The European Union Aviation Safety Agency (EASA) and European Centre for Disease Prevention and Control (ECDC) dropped recommendations for mandatory mask-wearing in airports and during flights in updated Covid-19 safety measures for travel issued on Wednesday, May 11th.

The new rules are expected to be rolled out from Monday, May 16th, but airlines may still continue to require the wearing of masks on some or all of flights. And the updated health safety measures still say that wearing a face mask remains one of the best ways to protect against the transmission of the virus.

The joint EASA/ECDC statement reminded travellers that masks may still be required on flights to destinations in certain countries that still require the wearing of masks on public transport and in transport hubs.

It also recommends that vulnerable passengers should continue to wear a face mask regardless of the rules, ideally an FFP2/N95/KN95 type mask which offers a higher level of protection than a standard surgical mask.

“From next week, face masks will no longer need to be mandatory in air travel in all cases, broadly aligning with the changing requirements of national authorities across Europe for public transport,” EASA executive director Patrick Ky said in the statement. 

“For passengers and air crews, this is a big step forward in the normalisation of air travel. Passengers should however behave responsibly and respect the choices of others around them. And a passenger who is coughing and sneezing should strongly consider wearing a face mask, for the reassurance of those seated nearby.”  

ECDC director Andrea Ammon added: “The development and continuous updates to the Aviation Health Safety Protocol in light of the ongoing Covid-19 pandemic have given travellers and aviation personnel better knowledge of the risks of transmission of SARS-CoV-2 and its variants. 

“While risks do remain, we have seen that non-pharmaceutical interventions and vaccines have allowed our lives to begin to return to normal. 

“While mandatory mask-wearing in all situations is no longer recommended, it is important to be mindful that together with physical distancing and good hand hygiene it is one of the best methods of reducing transmission. 

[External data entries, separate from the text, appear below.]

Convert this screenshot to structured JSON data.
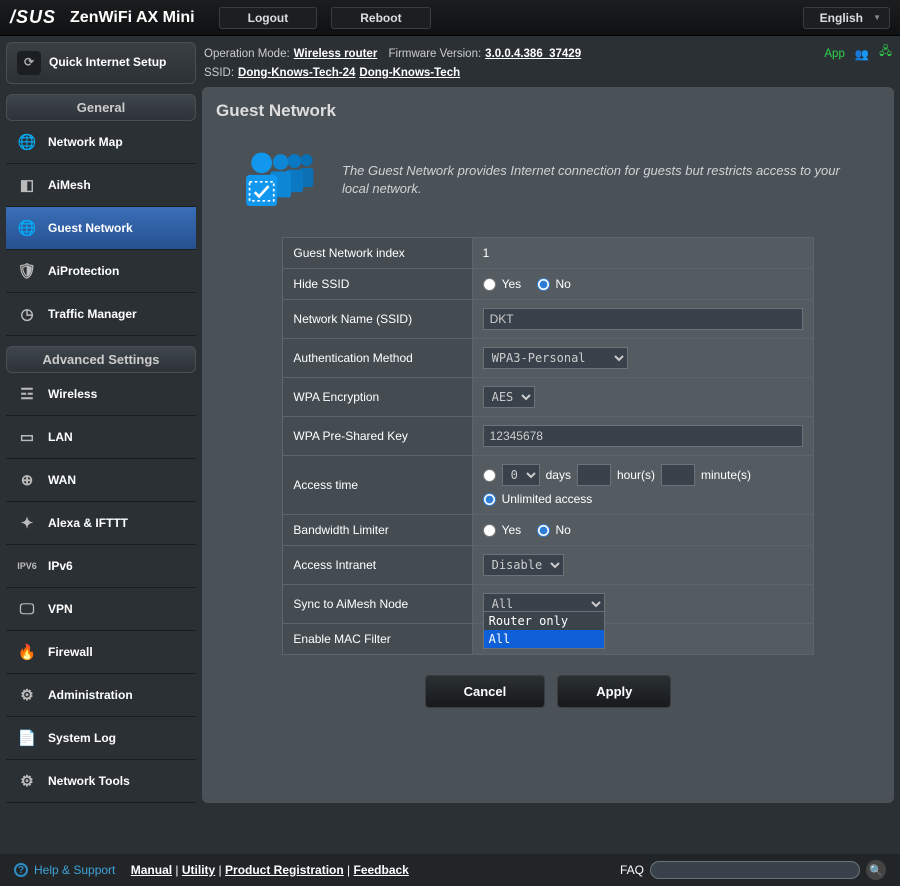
{
  "brand": "/SUS",
  "model": "ZenWiFi AX Mini",
  "top_buttons": {
    "logout": "Logout",
    "reboot": "Reboot"
  },
  "language": "English",
  "info": {
    "op_mode_label": "Operation Mode:",
    "op_mode": "Wireless router",
    "fw_label": "Firmware Version:",
    "fw": "3.0.0.4.386_37429",
    "ssid_label": "SSID:",
    "ssid1": "Dong-Knows-Tech-24",
    "ssid2": "Dong-Knows-Tech",
    "app_label": "App"
  },
  "qis": "Quick Internet Setup",
  "section_general": "General",
  "nav_general": [
    {
      "label": "Network Map",
      "selected": false
    },
    {
      "label": "AiMesh",
      "selected": false
    },
    {
      "label": "Guest Network",
      "selected": true
    },
    {
      "label": "AiProtection",
      "selected": false
    },
    {
      "label": "Traffic Manager",
      "selected": false
    }
  ],
  "section_advanced": "Advanced Settings",
  "nav_advanced": [
    {
      "label": "Wireless"
    },
    {
      "label": "LAN"
    },
    {
      "label": "WAN"
    },
    {
      "label": "Alexa & IFTTT"
    },
    {
      "label": "IPv6"
    },
    {
      "label": "VPN"
    },
    {
      "label": "Firewall"
    },
    {
      "label": "Administration"
    },
    {
      "label": "System Log"
    },
    {
      "label": "Network Tools"
    }
  ],
  "page_title": "Guest Network",
  "page_desc": "The Guest Network provides Internet connection for guests but restricts access to your local network.",
  "form": {
    "index_label": "Guest Network index",
    "index": "1",
    "hide_ssid_label": "Hide SSID",
    "yes": "Yes",
    "no": "No",
    "ssid_label": "Network Name (SSID)",
    "ssid": "DKT",
    "auth_label": "Authentication Method",
    "auth": "WPA3-Personal",
    "enc_label": "WPA Encryption",
    "enc": "AES",
    "psk_label": "WPA Pre-Shared Key",
    "psk": "12345678",
    "access_time_label": "Access time",
    "access_days": "0",
    "days_text": "days",
    "hours_text": "hour(s)",
    "mins_text": "minute(s)",
    "unlimited": "Unlimited access",
    "bw_label": "Bandwidth Limiter",
    "intranet_label": "Access Intranet",
    "intranet": "Disable",
    "sync_label": "Sync to AiMesh Node",
    "sync": "All",
    "sync_options": {
      "router_only": "Router only",
      "all": "All"
    },
    "mac_label": "Enable MAC Filter"
  },
  "buttons": {
    "cancel": "Cancel",
    "apply": "Apply"
  },
  "footer": {
    "help": "Help & Support",
    "manual": "Manual",
    "utility": "Utility",
    "reg": "Product Registration",
    "feedback": "Feedback",
    "faq": "FAQ"
  }
}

“The rules and requirements of departure and destination states should be respected and applied consistently, and travel operators should take care to inform passengers of any required measures in a timely manner.”